# WHAT YOU SHOULD DO
Could you find every line in the records below that contains the word "object" and copy it?

# RECORD SET
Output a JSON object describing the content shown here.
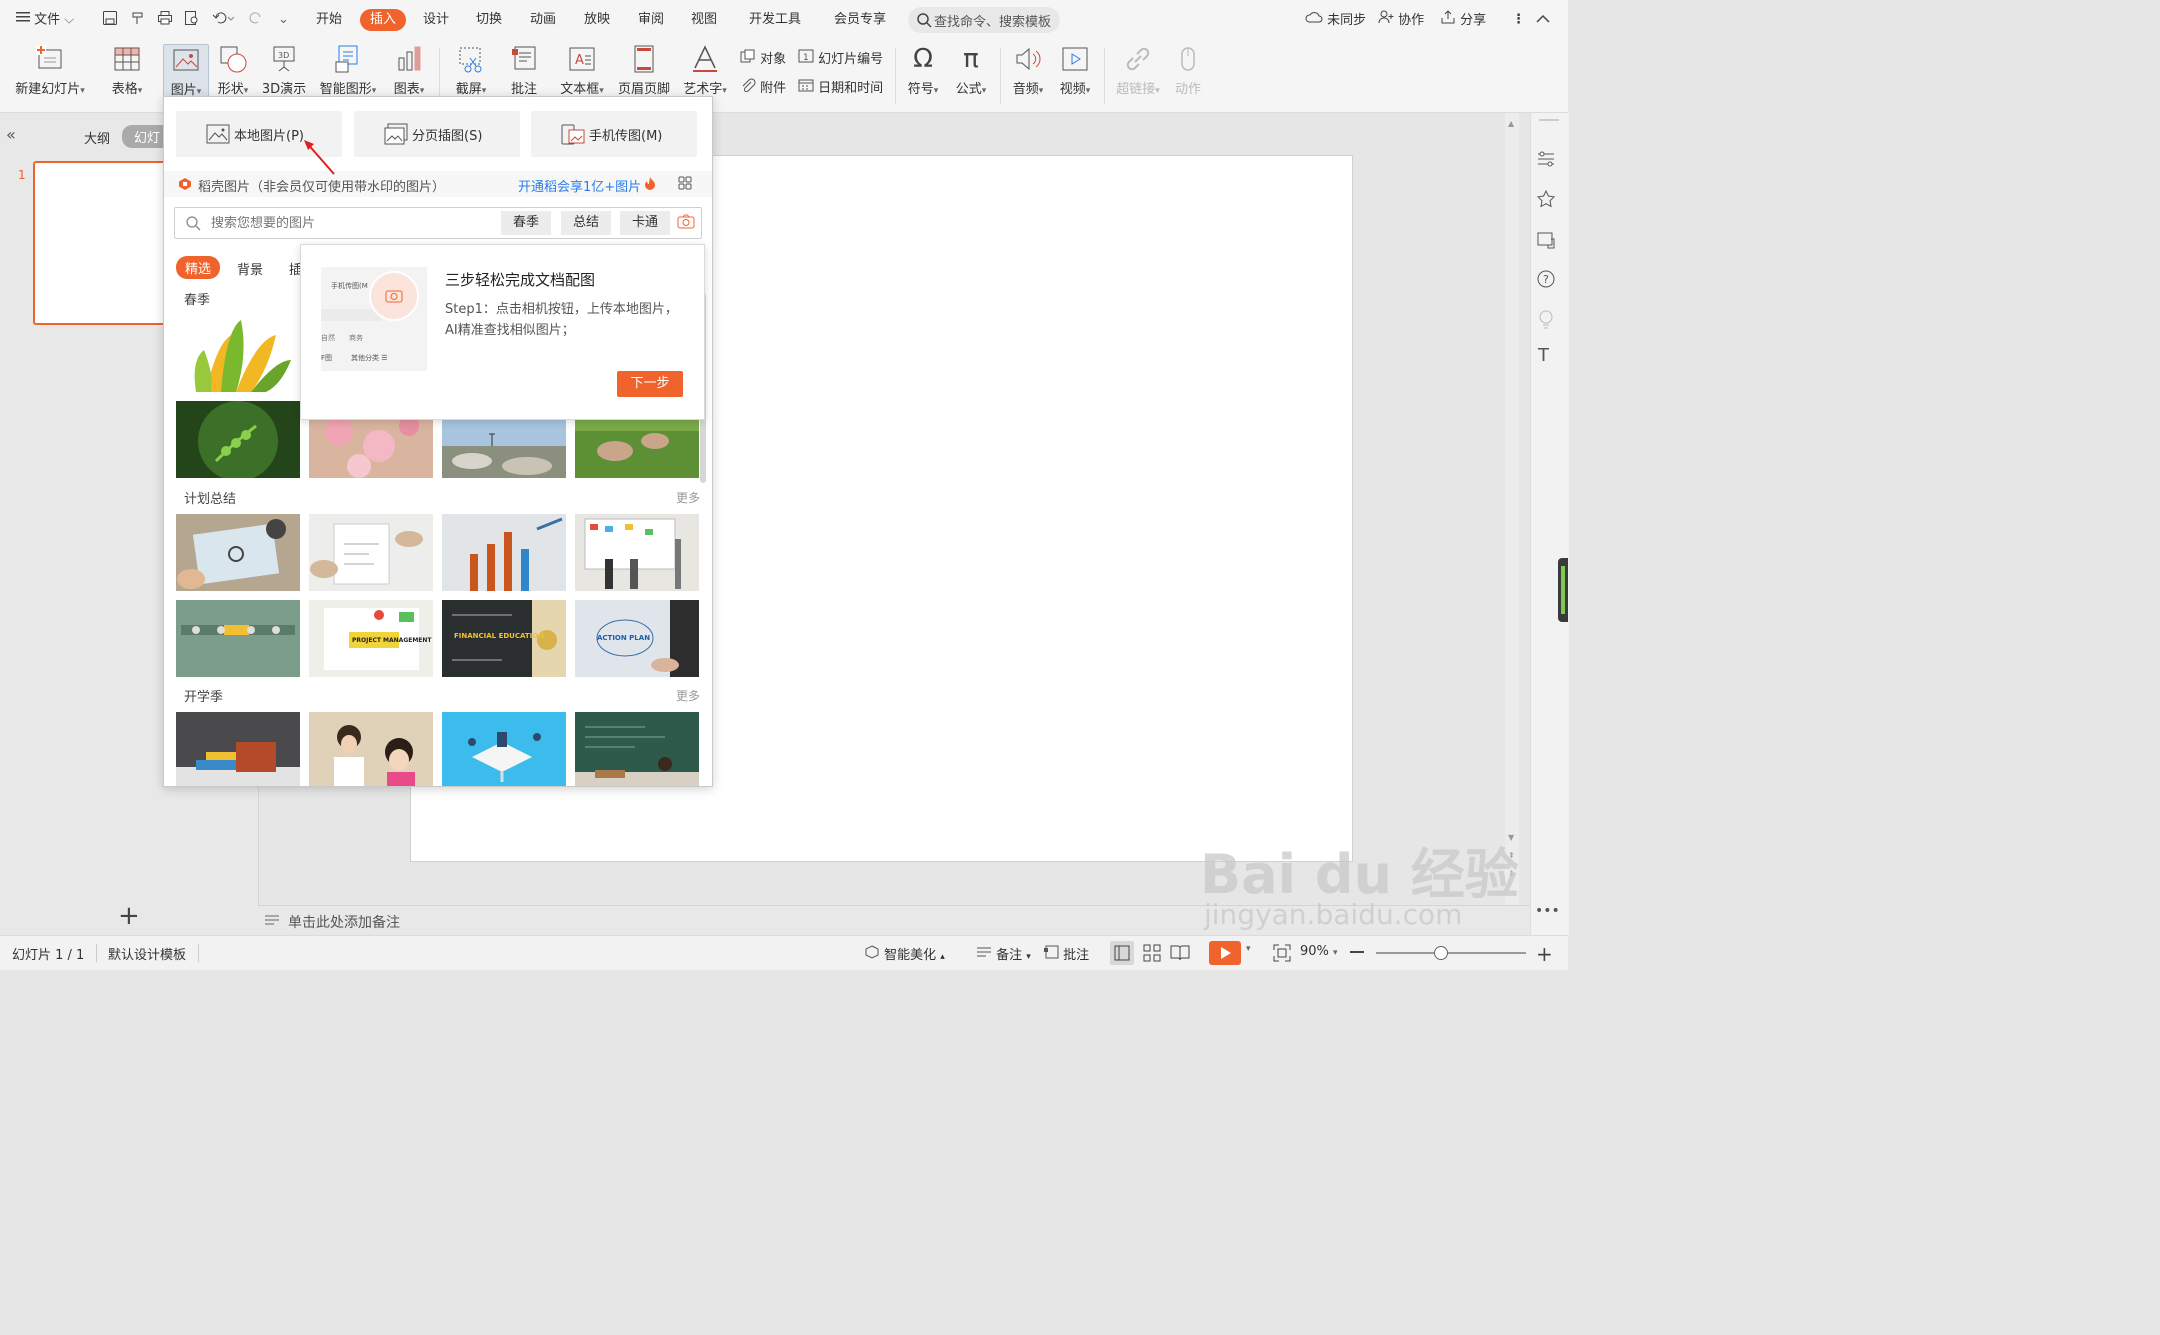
{
  "topbar": {
    "file_menu": "文件",
    "tabs": [
      "开始",
      "插入",
      "设计",
      "切换",
      "动画",
      "放映",
      "审阅",
      "视图",
      "开发工具",
      "会员专享"
    ],
    "active_tab": "插入",
    "search_placeholder": "查找命令、搜索模板",
    "sync": "未同步",
    "collab": "协作",
    "share": "分享"
  },
  "ribbon": {
    "new_slide": "新建幻灯片",
    "table": "表格",
    "picture": "图片",
    "shape": "形状",
    "3d": "3D演示",
    "smartart": "智能图形",
    "chart": "图表",
    "screenshot": "截屏",
    "comment": "批注",
    "textbox": "文本框",
    "header_footer": "页眉页脚",
    "wordart": "艺术字",
    "object": "对象",
    "slide_number": "幻灯片编号",
    "attachment": "附件",
    "datetime": "日期和时间",
    "symbol": "符号",
    "formula": "公式",
    "audio": "音频",
    "video": "视频",
    "hyperlink": "超链接",
    "action": "动作"
  },
  "leftpanel": {
    "outline_tab": "大纲",
    "slides_tab": "幻灯",
    "slide_number": "1",
    "add_symbol": "+"
  },
  "popup": {
    "local_picture": "本地图片(P)",
    "page_insert": "分页插图(S)",
    "phone_transfer": "手机传图(M)",
    "source_text": "稻壳图片（非会员仅可使用带水印的图片）",
    "promo_link": "开通稻会享1亿+图片",
    "search_placeholder": "搜索您想要的图片",
    "keywords": [
      "春季",
      "总结",
      "卡通"
    ],
    "filter_tabs": [
      "精选",
      "背景",
      "插"
    ],
    "section1": "春季",
    "section2": "计划总结",
    "section3": "开学季",
    "more": "更多",
    "thumb_texts": {
      "project": "PROJECT MANAGEMENT",
      "financial": "FINANCIAL EDUCATION",
      "action": "ACTION PLAN"
    }
  },
  "tip": {
    "title": "三步轻松完成文档配图",
    "body": "Step1：点击相机按钮，上传本地图片，AI精准查找相似图片；",
    "next": "下一步",
    "mock_title": "手机传图(M",
    "mock_chip1": "自然",
    "mock_chip2": "商务",
    "mock_left": "F图",
    "mock_right": "其他分类 ☰"
  },
  "notes": {
    "placeholder": "单击此处添加备注"
  },
  "status": {
    "slide_info": "幻灯片 1 / 1",
    "template": "默认设计模板",
    "beautify": "智能美化",
    "notes": "备注",
    "comments": "批注",
    "zoom": "90%"
  },
  "watermark": {
    "line1": "Bai du 经验",
    "line2": "jingyan.baidu.com"
  },
  "colors": {
    "accent": "#f0632c",
    "link": "#2b7de9"
  }
}
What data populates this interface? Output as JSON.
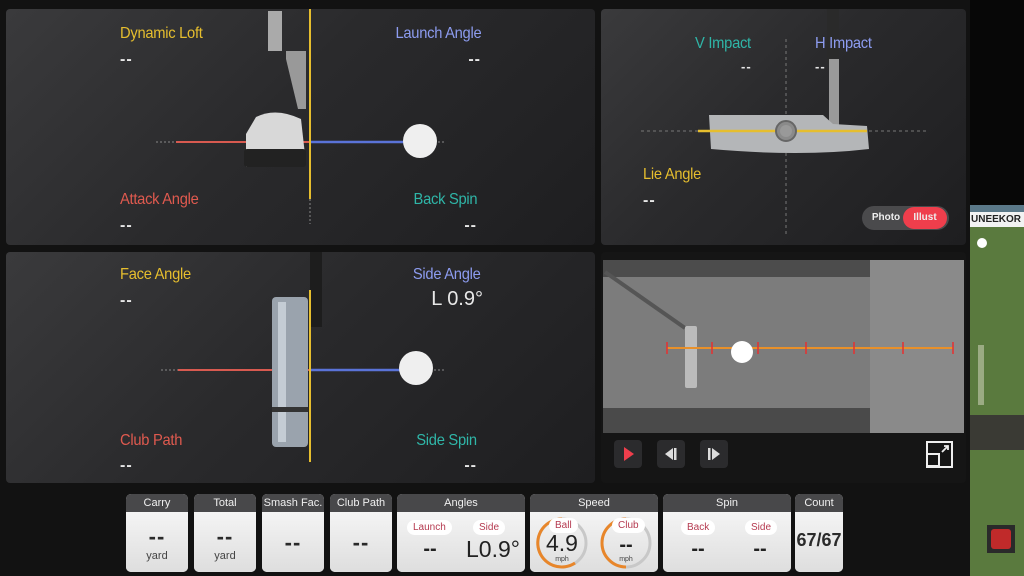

# SOLUTION TO THE EXERCISE
Output a JSON object describing the content shown here.
    "object": "对象",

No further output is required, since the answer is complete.